Lower global oil prices would partially offset the adverse impact of the COVID-19 pandemic on the Philippine economy, UK-based Oxford Economics said.
“Under the current period of extreme uncertainty, the economic boost from a decline in oil prices will be modest.
“Relative to previous oil price collapses, monetary authorities will find it difficult to respond to the negative demand shock as deflationary pressures mount,” the think tank said in a March 10 report.
The report’s title summarizes their findings: “Weak oil a modest global offset to coronavirus impact.”
Over the weekend, world oil prices plunged to a four-year low of about US$30 per barrel over fears that the spread of COVID-19 was depleting global demand amid slower travel, tourism, and manufacturing.
The failure of the Organization of the Petroleum Exporting Countries (OPEC) to agree on production cuts aggravated the situation, Oxford Economics noted.
Global oil prices staying at the $30-per-barrel level for the rest of the year could add 0.5-1 percent to the Philippines’ GDP, Oxford Economics estimates showed.
Besides the Philippines, the other economies that could be big “winners” from an oil price slump would be Indonesia, China, India, and Argentina. By contrast, Malaysia, Russia, Saudi Arabia, the United Arab Emirates (UAE), Mexico, Australia, Norway, and Romania shall be the “losers,” Oxford Economics said.
On a global level, a low oil price environment would add 0.3 percent to world GDP, based on Oxford Economics estimates.
As for inflation, the global rate of increase in prices of essential commodities may dip by 1.1 percentage point (ppt) below baseline this year if oil prices continue to slide.
A $30-per-barrel oil price scenario would reduce inflation in the Philippines by about 0.9 ppt from baseline.
Among emerging markets, Indonesia, India, China, the UAE, Poland, Bulgaria, and Slovenia would also see a 0.8-1.3 ppt reduction in inflation amid lower oil prices.
Emerging market inflation was more sensitive to petroleum price adjustments relative to the world average. Oxford Economics noted that “advanced economies tend to use oil less intensively and so are less positively affected.”
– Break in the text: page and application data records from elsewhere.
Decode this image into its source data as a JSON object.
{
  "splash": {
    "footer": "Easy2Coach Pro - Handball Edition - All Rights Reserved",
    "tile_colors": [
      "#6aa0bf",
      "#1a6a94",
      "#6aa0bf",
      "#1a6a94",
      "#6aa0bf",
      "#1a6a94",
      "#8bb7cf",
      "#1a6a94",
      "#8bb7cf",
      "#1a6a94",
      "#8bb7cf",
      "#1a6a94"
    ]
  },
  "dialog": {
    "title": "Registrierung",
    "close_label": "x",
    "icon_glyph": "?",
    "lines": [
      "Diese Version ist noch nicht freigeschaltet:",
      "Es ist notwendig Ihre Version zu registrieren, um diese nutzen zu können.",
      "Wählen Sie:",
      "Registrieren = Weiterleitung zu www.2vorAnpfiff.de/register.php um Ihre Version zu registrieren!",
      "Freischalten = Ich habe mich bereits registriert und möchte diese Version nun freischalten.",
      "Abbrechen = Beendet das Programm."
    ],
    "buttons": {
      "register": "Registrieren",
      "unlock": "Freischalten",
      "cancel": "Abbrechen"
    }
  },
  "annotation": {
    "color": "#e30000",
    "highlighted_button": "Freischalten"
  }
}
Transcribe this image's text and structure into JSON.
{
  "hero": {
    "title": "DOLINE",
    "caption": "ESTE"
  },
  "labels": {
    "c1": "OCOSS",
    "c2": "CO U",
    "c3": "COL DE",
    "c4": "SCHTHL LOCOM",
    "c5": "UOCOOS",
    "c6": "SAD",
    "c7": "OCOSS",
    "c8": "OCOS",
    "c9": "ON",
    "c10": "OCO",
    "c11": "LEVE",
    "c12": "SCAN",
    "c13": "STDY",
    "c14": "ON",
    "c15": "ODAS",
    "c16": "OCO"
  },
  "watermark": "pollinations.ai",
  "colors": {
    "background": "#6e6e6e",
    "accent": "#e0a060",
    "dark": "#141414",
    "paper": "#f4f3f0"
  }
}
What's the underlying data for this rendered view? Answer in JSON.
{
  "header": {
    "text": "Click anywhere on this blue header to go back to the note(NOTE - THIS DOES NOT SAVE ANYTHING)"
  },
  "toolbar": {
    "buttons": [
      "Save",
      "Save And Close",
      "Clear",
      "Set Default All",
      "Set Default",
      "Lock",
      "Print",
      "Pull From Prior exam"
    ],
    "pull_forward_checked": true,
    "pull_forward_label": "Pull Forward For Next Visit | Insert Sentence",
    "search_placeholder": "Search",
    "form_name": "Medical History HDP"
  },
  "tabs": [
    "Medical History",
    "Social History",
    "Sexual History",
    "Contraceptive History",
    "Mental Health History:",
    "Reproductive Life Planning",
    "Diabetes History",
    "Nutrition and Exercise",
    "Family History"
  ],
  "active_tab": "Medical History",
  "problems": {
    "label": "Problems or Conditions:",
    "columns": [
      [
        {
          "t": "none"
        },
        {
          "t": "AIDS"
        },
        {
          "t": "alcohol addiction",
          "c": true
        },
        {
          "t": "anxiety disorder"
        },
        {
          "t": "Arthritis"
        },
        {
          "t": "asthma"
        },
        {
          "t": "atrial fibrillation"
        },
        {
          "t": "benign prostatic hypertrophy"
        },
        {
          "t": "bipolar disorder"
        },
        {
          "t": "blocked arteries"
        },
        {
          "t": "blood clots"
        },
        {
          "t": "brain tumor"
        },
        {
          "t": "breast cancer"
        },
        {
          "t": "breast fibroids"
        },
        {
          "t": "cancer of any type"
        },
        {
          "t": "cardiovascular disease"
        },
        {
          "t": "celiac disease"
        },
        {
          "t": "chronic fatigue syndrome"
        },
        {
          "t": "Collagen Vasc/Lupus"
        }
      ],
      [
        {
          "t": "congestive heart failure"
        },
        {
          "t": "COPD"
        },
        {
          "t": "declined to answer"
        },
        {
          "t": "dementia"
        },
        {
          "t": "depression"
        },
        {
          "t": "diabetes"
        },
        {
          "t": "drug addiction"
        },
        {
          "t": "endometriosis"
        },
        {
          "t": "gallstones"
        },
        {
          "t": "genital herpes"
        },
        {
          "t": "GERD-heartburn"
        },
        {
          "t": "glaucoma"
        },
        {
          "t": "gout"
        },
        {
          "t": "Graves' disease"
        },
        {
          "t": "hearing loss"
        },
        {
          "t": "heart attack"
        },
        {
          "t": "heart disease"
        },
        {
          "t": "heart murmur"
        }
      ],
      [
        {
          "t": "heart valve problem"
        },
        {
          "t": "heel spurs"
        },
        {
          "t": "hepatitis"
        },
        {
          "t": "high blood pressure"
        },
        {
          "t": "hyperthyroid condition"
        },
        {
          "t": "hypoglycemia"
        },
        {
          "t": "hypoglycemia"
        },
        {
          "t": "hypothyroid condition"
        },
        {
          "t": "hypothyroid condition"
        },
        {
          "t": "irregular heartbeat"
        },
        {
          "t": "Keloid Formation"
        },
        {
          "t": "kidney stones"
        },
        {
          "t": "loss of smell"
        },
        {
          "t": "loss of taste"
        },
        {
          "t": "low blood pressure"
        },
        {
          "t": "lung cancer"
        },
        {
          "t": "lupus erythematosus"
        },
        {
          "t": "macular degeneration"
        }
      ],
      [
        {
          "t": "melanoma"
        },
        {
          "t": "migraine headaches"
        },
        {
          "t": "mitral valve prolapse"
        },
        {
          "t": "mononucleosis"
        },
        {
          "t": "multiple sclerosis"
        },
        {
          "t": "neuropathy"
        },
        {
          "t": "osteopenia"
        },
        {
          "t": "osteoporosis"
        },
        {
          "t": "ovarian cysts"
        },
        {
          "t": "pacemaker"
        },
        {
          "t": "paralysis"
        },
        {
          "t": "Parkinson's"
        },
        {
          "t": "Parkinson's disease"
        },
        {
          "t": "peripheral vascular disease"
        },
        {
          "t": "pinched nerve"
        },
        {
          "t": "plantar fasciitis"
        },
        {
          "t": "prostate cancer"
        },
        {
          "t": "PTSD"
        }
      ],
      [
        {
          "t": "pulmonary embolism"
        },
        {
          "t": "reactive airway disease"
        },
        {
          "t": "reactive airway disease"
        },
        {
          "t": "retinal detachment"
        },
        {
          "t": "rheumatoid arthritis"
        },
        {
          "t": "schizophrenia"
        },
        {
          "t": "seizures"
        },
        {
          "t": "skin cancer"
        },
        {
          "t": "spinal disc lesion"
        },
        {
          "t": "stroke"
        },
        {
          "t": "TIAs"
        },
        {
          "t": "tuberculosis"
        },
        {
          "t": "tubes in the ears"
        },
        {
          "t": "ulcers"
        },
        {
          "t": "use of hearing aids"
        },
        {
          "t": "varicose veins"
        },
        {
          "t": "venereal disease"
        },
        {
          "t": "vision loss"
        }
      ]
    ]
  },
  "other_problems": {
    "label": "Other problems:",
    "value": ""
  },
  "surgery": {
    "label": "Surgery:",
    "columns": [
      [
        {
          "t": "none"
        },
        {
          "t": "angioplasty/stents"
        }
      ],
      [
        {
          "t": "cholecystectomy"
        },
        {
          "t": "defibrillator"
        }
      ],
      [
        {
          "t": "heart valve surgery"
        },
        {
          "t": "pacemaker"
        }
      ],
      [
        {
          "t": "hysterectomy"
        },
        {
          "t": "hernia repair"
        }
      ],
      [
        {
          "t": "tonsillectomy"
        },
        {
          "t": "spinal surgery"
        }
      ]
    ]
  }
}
“Cheaper oil prices should boost households’ real income growth, bolstering spending power once the recovery begins. But that point could still be a way off. In the short run, such income gains may not boost spending much, given pessimism regarding coronavirus and the subdued consumer and business confidence,” Oxford Economics said.